Guystarde and Sygysmonde on Idleness

ChaucersIllustration of the Fifth Treatise: women engaged in laundry by a stream; borders decorated with birds and flowers. Image taken from Splendor Solis. Originally published/produced in Germany, 1582.

Here foloweth the amorous history of Guystarde and Sygysmonde was published in 1532. It is a translation of day 4 of Boccaccio's Decameron, and tells the tragic tale of the love between Guystarde and Sygysmonde. It is a conventional piece of Tudor chivalric poetry, particularly as regards its rehearsal of standard courtly love motifs. Robert Copland’s preface to the translator is noticeable because rather then emphasise the courtly aspect of Guystarde and Sygysmonde he instead presents the poem as a moral tale that warns against the dangers of idleness.


The inflammate desire / of your good intent  
Newes to compile / eschewing idleness  
Cometh of grace / and of wisdom excellent  
To occupy such / as haue no business  
Whiche unto of doing / much harm doth oppress  
For surely idleness / is portresse of all synne  
Every vice / ready to let in  
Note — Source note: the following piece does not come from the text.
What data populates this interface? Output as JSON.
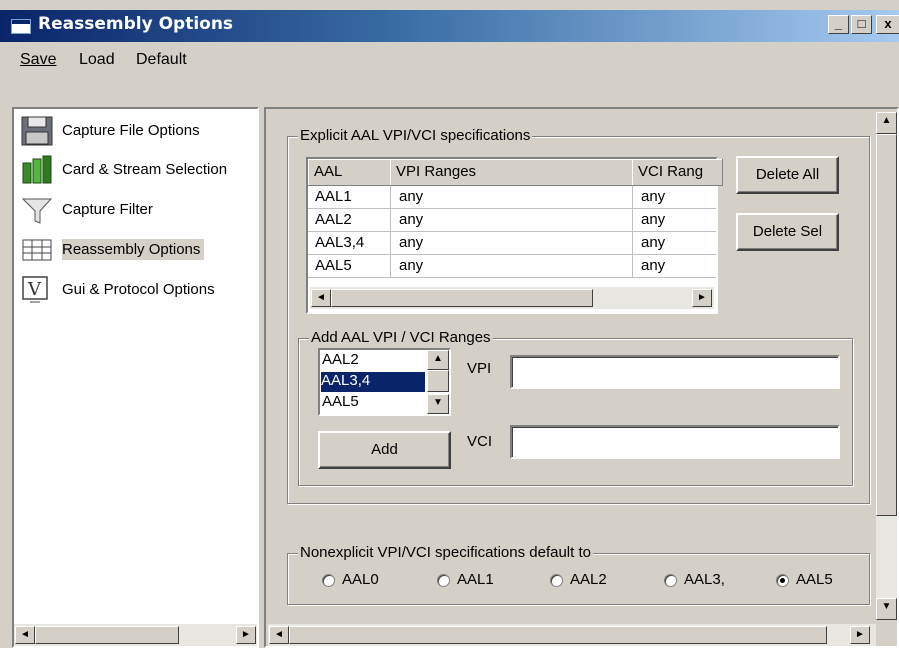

The wretched life / of osyosyte  
Engendreth sloth / poverty and payne  
It is nourish / of voluptuosyte  
And setteth the mynde on all things vaine  
It sleeth the body / and troubleth the brain  
Vnstedyeth the wit / and wasteth good deed  
And letteth virtue / and goodness to proceed  

Example plain / of idle Sygysmonde  
Fed daintily / no maner work to use  
Whiche caused idleness / for to habonde  
And unto pleasure / set only for to muse  
Dance / song / and play / she did not refuse  
Whiche things assembled / engendered delight  
Of natural lust / to do her appetite  
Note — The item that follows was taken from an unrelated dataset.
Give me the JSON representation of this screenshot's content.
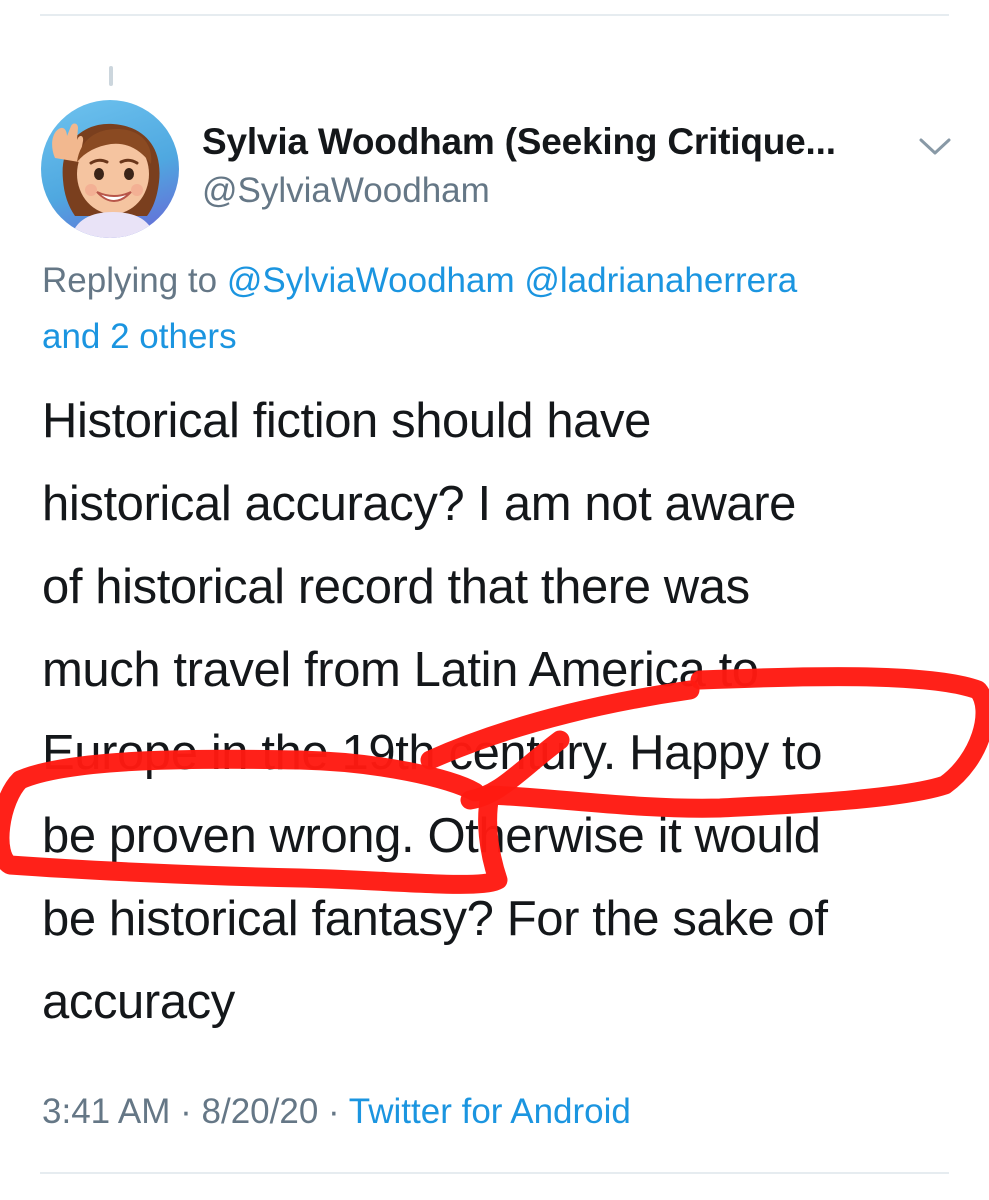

Here lacketh business / and good pastime  
Grace of good doing / was from her exiled  
Caught as a bird / tangled with lime  
First by one feather / and than with all beguiled  
Right so who with this vice is fyled  
Take with one synne / all other do then ensue  
Er go / good business / is gate of virtue
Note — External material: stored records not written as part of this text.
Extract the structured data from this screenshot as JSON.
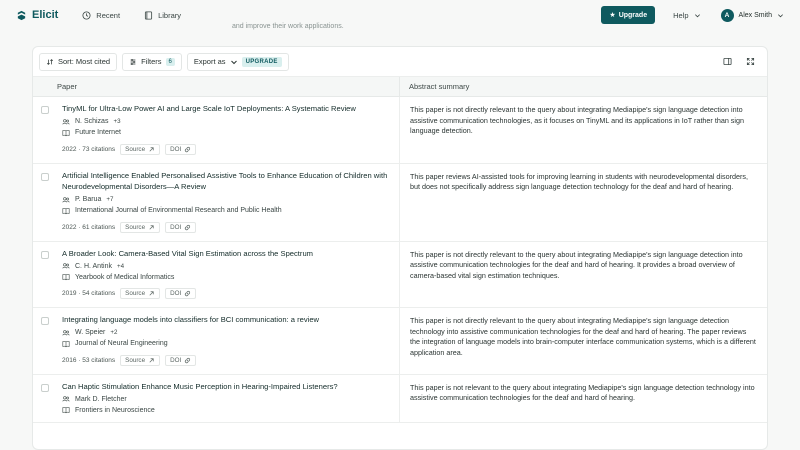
{
  "nav": {
    "brand": "Elicit",
    "recent": "Recent",
    "library": "Library",
    "upgrade": "Upgrade",
    "help": "Help",
    "user_initial": "A",
    "user_name": "Alex Smith"
  },
  "partial_text": "and improve their work applications.",
  "toolbar": {
    "sort_label": "Sort: Most cited",
    "filters_label": "Filters",
    "filters_count": "6",
    "export_label": "Export as",
    "upgrade_tag": "UPGRADE"
  },
  "columns": {
    "paper": "Paper",
    "abstract": "Abstract summary"
  },
  "labels": {
    "source": "Source",
    "doi": "DOI"
  },
  "papers": [
    {
      "title": "TinyML for Ultra-Low Power AI and Large Scale IoT Deployments: A Systematic Review",
      "author": "N. Schizas",
      "more": "+3",
      "journal": "Future Internet",
      "year_citations": "2022 · 73 citations",
      "abstract": "This paper is not directly relevant to the query about integrating Mediapipe's sign language detection into assistive communication technologies, as it focuses on TinyML and its applications in IoT rather than sign language detection."
    },
    {
      "title": "Artificial Intelligence Enabled Personalised Assistive Tools to Enhance Education of Children with Neurodevelopmental Disorders—A Review",
      "author": "P. Barua",
      "more": "+7",
      "journal": "International Journal of Environmental Research and Public Health",
      "year_citations": "2022 · 61 citations",
      "abstract": "This paper reviews AI-assisted tools for improving learning in students with neurodevelopmental disorders, but does not specifically address sign language detection technology for the deaf and hard of hearing."
    },
    {
      "title": "A Broader Look: Camera-Based Vital Sign Estimation across the Spectrum",
      "author": "C. H. Antink",
      "more": "+4",
      "journal": "Yearbook of Medical Informatics",
      "year_citations": "2019 · 54 citations",
      "abstract": "This paper is not directly relevant to the query about integrating Mediapipe's sign language detection into assistive communication technologies for the deaf and hard of hearing. It provides a broad overview of camera-based vital sign estimation techniques."
    },
    {
      "title": "Integrating language models into classifiers for BCI communication: a review",
      "author": "W. Speier",
      "more": "+2",
      "journal": "Journal of Neural Engineering",
      "year_citations": "2016 · 53 citations",
      "abstract": "This paper is not directly relevant to the query about integrating Mediapipe's sign language detection technology into assistive communication technologies for the deaf and hard of hearing. The paper reviews the integration of language models into brain-computer interface communication systems, which is a different application area."
    },
    {
      "title": "Can Haptic Stimulation Enhance Music Perception in Hearing-Impaired Listeners?",
      "author": "Mark D. Fletcher",
      "more": "",
      "journal": "Frontiers in Neuroscience",
      "year_citations": "",
      "abstract": "This paper is not relevant to the query about integrating Mediapipe's sign language detection technology into assistive communication technologies for the deaf and hard of hearing."
    }
  ]
}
Thus endeth the prologue.


Guystarde and Sygysmonde. Here foloweth the amerous hystory of Guystarde and Sygysmonde / and of theyr dolorous deth by her father / newly translated out of laten into engysshe by Wyllymn Walter (London, 1532) sig. A2r.